It will be noted that the final round of games in the group stage, which eliminates four teams, would be played one week later than the last of the quarter-finals in the current structure. However, twenty-four teams would have been eliminated from the football championship by the third week in July. This is two weeks earlier than at present. This is a critical point, as it is much more beneficial for clubs to have their county players available to them in July and August. In the period between the end of the Allianz League and the beginning of the championship, county players are rarely available to their clubs; the only period when clubs can be guaranteed access to their county players is when the county team is eliminated from the championship.
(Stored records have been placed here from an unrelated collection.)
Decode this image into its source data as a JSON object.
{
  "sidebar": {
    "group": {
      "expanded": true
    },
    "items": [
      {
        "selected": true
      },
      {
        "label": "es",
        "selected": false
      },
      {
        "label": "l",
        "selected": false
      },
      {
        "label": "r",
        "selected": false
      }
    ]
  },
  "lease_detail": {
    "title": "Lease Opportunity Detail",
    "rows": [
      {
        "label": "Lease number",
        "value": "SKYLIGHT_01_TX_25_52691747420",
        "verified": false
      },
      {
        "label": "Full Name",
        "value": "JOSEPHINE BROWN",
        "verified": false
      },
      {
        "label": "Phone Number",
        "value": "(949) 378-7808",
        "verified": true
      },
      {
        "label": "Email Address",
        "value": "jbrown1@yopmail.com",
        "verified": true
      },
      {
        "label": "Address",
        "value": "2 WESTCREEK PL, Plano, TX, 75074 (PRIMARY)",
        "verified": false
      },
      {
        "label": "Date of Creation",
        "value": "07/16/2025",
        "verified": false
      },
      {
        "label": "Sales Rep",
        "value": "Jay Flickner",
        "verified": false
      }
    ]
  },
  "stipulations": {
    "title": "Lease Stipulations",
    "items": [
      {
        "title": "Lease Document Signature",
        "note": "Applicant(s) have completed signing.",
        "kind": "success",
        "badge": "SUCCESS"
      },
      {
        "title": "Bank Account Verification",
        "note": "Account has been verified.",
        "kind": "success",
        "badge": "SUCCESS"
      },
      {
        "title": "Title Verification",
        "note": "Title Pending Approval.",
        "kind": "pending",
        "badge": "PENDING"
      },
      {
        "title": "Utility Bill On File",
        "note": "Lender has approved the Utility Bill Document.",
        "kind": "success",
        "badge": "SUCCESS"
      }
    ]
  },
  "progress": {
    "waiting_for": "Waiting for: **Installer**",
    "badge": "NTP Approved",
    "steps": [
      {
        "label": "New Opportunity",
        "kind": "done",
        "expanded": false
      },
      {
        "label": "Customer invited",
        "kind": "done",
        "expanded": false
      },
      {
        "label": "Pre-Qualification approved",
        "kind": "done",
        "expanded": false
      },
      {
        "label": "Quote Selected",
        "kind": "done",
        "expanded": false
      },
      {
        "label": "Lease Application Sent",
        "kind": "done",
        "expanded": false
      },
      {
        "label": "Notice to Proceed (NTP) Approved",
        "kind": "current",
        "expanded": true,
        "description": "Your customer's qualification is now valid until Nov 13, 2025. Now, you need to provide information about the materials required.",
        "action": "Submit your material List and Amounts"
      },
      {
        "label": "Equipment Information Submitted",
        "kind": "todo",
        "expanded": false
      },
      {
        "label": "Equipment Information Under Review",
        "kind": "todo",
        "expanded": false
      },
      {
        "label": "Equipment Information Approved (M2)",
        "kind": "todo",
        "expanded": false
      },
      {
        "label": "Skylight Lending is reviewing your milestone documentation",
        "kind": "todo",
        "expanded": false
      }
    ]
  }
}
This proposed modification of the structure of the championship highlights once again the critical need to introduce comprehensive reform of our inter-county fixtures scheduling, but also the opportunities that exist to do so – there is clearly scope to further condense the fixtures schedule at both provincial and All-Ireland level by playing more games over a single weekend and by shortening the gaps between games. This would, in turn, redress the current imbalance between the amount of training and number of games. No re-structuring of the championship will be acceptable that does not contribute to a re-balancing of the inter-county fixtures schedule in favour of clubs.
Extra time should be played in the event of a draw in all provincial and All-Ireland championship games. Only when teams are level after extra time should a replay take place. This change alone would have a very positive impact on the scheduling of both inter-county and club fixtures and would reduce the instances where counties are adversely affected by ‘the six-day turnaround’.